Martinez, who now works at a Miami car dealership, told ABC last night that the pardon "is the end of an era, of a chapter in my life . . . . After today, it will be over."

Saying that he feels that he was merely following the orders of his government, Martinez said that nonetheless he now will "be more than happy to give a better name to my children and my grandchildren."

Martinez also was convicted of conspiracy for his role in the Sept. 3, 1971, break-in at the office of Dr. Lewis Fielding, the psychiatrist of Pentagon Papers defendant Daniel Ellsberg. But that conviction was reversed on appeal.

Daniel E. Schultz, a lawyer here who says he sought pardons for the four Miami Cubans arrested in the Watergate break-in, said last night that the pardon requests had lain dormant at the Justice Department for several years. Schultz said he had not been told of Reagan's decision and did not know why Martinez' pardon had been approved now.

The White House could offer no further explanation last night. It was announced yesterday, however, that Reagan will make an appearance next Friday before a Cuban-American group in Miami. Reagan's strong stand against communism in Central America in general and against Cuban President Fidel Castro in particular has long made him a popular figure among the Cubans in Miami.

Reagan has been courting Hispanics as part of an effort to lay the groundwork for a possible 1984 reelection campaign.

Before the Watergate break-in, Martinez had long been active in CIA-sponsored covert efforts to overthrow the Castro regime. He maintained throughout the Watergate and Ellsberg break-in cases that he believed he was engaged in legitimate national security operations.

"There was absolutely no question that the Miami Cubans had been hoodwinked and had good reason to believe" they were engaged in legitimate intelligence activities, said Schultz, who said he based the pardon requests on this point and on Martinez' long service to the government in a "covert capacity."

"It was never in my mind to do any wrongdoing," Martinez told U.S. District Court Judge Gerhard A. Gesell at a 1974 sentencing hearing in the Ellsberg case.

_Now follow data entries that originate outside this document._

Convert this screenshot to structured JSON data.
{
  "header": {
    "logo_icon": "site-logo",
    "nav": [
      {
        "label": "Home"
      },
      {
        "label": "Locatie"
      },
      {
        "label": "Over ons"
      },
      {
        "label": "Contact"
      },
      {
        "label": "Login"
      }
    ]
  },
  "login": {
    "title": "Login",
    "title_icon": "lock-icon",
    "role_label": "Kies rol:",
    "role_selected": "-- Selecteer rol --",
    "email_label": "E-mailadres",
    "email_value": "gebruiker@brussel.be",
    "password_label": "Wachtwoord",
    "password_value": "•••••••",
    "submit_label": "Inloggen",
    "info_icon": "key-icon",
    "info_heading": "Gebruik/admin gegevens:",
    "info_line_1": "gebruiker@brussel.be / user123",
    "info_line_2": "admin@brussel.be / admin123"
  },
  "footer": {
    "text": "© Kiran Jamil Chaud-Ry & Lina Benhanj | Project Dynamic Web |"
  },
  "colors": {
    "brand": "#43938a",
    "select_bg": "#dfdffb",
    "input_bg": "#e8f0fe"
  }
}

There was no word from the administration last night about possible pardons for the other three Cubans arrested at the Democratic National Committee headquarters--Bernard L. Barker, Virgilio Gonzalez and Frank Sturgis.

In 1977, President Carter commuted the sentence of G. Gordon Liddy, the mastermind of the break-in, enabling him to be released from prison after serving four years and four months.

Schultz said he first filed a pardon request for Martinez while Nixon was still in office and resubmitted it in the Ford administration. After Martinez' conviction in the Ellsberg case was reversed on appeal, the pardon request was resubmitted again, he said.

There were seven original defendants in the Watergate break-in case. The others were James McCord Jr. and E. Howard Hunt Jr.